*** Block opens ***

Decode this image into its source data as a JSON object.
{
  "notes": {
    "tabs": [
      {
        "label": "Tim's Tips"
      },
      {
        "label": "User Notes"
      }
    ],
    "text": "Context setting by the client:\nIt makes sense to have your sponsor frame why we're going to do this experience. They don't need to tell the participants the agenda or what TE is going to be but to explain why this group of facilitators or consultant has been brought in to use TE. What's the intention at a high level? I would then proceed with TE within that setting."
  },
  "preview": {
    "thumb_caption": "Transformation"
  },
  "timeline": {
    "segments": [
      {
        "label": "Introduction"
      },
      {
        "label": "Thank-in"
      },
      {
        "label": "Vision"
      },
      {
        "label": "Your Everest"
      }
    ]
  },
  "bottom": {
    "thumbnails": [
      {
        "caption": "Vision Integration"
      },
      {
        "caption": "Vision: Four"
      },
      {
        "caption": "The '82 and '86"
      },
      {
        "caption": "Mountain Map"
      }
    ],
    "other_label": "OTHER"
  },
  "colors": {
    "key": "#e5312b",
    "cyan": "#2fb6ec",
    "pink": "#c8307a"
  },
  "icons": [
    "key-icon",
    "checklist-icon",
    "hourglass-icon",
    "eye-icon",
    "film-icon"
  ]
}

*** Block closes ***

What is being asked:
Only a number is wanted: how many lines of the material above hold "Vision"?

Answer for this exercise:
3